Do our Jewish institutions need beautiful buildings? Do aesthetics matter in Judaism?

Our parasha depicts the grand garments of the High priest. It opens with the lighting of the Menorah in the Temple. Why does the Temple need these symbols of grandeur and opulence?

“This is to enhance the Temple, impressing greatness and dignity in the minds of people who see it. Such is the way of people – to illuminate their homes with candles. And the grandeur of the Temple is to instill dread and humility in those who visit it.” (Sefer Hachinuch. Mitzva #98 - On the mitzva of lighting the Menorah)

Likewise, when the Torah mandates the practice of incense in the Temple:

“It is impossible to raise something in people’s minds unless the object is experienced in a dignified and noble manner as well as evoking a pleasurable and enjoyable aesthetic. It is well known that an attractive smell acts as a source of contentment to the soul, generating a sense of desire and activating a person’s inner world.” (Sefer Hachinuch, Mitzva #101)

In other words, engineering an environment that conveys greatness, dignity, aesthetic pleasure – all these are a portal to higher spiritual and experiential engagement with God.

The Rabbis talk about the value of “Hiddur Mitzva”, beautifying a mitzva, as enhancing God Himself:

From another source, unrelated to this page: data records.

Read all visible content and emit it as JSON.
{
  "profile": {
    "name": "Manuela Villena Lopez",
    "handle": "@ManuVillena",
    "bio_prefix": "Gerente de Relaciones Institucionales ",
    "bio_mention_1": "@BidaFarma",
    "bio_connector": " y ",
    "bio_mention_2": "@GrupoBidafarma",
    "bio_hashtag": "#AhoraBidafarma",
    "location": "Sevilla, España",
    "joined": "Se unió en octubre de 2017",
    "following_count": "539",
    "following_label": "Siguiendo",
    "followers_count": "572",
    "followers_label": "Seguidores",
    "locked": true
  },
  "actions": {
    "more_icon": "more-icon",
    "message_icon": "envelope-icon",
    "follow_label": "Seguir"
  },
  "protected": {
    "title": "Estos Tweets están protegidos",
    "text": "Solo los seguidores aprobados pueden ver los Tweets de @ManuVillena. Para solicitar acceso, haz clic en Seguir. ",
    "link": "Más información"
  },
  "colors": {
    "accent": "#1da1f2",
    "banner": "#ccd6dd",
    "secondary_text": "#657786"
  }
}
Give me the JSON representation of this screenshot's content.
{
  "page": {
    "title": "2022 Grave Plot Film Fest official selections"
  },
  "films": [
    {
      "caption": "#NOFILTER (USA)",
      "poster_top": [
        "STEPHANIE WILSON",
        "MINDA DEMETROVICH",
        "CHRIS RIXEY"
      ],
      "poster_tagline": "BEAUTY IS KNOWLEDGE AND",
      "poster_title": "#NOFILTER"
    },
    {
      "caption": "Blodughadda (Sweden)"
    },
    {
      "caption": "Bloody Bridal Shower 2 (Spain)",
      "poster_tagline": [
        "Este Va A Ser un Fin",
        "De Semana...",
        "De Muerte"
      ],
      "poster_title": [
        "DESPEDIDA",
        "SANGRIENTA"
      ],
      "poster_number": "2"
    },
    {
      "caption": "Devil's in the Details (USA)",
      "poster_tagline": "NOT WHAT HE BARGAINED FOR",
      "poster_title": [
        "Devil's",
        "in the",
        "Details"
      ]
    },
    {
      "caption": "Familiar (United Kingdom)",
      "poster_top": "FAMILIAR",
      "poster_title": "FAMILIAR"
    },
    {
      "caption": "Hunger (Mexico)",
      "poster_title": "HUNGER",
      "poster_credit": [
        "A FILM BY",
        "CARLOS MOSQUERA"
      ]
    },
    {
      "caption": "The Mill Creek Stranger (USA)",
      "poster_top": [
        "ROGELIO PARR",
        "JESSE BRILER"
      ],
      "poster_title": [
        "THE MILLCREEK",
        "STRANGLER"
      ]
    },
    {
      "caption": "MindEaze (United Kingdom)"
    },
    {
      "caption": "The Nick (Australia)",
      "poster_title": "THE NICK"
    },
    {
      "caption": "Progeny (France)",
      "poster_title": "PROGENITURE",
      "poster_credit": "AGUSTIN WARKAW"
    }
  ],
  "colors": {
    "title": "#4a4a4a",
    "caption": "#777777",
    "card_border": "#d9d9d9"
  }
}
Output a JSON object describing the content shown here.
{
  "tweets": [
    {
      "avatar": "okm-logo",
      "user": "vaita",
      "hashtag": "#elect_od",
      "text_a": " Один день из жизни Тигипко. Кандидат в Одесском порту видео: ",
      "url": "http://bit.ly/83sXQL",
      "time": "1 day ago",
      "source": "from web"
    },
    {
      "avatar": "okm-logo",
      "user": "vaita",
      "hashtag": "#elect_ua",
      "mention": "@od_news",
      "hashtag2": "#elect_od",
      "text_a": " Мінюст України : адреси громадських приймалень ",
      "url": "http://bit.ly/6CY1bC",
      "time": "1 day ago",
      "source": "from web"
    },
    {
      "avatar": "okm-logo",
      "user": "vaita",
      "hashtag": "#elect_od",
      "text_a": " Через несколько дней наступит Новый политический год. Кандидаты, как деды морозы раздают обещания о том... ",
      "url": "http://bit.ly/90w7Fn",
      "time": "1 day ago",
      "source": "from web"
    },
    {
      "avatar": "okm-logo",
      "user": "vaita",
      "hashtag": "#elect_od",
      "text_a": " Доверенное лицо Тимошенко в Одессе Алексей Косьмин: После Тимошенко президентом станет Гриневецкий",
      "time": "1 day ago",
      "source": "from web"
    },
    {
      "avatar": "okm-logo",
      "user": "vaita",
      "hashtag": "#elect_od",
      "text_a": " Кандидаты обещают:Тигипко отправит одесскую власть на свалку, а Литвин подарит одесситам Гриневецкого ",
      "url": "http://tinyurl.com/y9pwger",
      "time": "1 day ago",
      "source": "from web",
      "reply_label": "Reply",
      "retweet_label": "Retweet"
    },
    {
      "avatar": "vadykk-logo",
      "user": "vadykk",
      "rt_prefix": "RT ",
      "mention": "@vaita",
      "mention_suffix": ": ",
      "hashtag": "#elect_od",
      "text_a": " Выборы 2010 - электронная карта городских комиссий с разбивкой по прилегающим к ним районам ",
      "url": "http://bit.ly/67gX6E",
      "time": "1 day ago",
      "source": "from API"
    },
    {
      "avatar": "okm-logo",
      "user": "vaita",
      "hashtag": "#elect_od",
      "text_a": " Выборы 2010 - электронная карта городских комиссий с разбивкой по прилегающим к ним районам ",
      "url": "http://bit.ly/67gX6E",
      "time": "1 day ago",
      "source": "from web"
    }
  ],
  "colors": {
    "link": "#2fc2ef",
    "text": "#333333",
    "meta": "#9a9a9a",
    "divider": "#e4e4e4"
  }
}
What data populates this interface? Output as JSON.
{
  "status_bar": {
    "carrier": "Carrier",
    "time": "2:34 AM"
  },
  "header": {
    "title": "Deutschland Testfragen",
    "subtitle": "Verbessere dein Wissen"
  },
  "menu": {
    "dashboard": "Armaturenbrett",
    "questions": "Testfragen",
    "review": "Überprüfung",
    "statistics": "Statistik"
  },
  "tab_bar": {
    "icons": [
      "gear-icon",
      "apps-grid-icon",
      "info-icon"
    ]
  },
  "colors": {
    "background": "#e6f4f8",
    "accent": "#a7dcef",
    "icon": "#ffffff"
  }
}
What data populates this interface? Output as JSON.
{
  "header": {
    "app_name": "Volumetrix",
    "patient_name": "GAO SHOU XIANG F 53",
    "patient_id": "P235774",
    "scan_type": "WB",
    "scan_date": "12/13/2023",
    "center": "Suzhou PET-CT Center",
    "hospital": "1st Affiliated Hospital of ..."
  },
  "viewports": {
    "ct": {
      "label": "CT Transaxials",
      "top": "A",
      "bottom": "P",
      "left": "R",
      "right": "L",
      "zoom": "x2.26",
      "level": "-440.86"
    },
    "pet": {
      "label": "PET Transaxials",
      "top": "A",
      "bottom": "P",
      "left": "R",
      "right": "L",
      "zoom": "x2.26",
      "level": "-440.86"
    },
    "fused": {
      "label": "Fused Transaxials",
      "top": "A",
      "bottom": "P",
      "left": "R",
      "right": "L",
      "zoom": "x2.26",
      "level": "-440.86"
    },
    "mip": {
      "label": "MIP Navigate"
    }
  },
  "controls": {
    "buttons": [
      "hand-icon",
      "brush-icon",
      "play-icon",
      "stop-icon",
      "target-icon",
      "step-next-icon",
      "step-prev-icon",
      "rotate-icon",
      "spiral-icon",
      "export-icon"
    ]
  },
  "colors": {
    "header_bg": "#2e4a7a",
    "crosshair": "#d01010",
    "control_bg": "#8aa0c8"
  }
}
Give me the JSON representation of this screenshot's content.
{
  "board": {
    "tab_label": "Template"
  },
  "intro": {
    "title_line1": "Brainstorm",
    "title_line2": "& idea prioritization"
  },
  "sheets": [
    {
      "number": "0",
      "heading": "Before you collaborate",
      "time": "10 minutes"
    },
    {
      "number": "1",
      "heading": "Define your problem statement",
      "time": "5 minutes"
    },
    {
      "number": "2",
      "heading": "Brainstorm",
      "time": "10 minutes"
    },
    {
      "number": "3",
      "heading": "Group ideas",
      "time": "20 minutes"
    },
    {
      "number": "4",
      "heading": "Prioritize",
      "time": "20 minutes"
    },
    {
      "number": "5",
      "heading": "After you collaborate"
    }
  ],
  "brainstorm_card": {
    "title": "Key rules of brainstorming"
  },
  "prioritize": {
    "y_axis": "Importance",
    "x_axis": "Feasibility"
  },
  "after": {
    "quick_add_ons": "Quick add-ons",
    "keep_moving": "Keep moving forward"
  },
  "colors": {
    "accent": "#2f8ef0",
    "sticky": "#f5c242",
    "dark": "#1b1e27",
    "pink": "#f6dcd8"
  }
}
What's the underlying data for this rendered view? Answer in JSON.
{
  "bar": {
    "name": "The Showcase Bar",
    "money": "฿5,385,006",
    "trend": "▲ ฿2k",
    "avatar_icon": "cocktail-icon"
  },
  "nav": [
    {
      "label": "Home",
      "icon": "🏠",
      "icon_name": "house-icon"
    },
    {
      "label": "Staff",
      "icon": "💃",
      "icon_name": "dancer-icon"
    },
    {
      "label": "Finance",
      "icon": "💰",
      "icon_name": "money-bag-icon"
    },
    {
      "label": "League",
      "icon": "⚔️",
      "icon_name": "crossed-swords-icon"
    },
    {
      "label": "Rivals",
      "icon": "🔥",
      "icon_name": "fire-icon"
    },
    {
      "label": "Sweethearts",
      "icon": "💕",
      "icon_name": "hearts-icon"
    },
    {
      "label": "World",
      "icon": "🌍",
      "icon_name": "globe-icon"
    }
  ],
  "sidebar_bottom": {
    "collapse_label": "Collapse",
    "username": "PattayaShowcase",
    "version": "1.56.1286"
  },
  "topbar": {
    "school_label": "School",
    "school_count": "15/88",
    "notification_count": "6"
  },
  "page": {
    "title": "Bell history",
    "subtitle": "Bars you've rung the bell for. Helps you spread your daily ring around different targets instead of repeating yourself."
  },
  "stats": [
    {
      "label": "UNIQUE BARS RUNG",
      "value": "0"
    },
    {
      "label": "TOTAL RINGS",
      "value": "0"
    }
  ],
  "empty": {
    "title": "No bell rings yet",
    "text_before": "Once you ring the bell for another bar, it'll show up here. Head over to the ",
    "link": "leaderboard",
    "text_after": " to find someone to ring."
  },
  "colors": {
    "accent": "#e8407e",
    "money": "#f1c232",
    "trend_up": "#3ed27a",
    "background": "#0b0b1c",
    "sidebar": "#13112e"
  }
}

It was taught: 'This is my God and I shall beautify Him' (Ex.15:2) - beautify yourself before Him in regard to mitzvot… a beautiful sukka and a beautif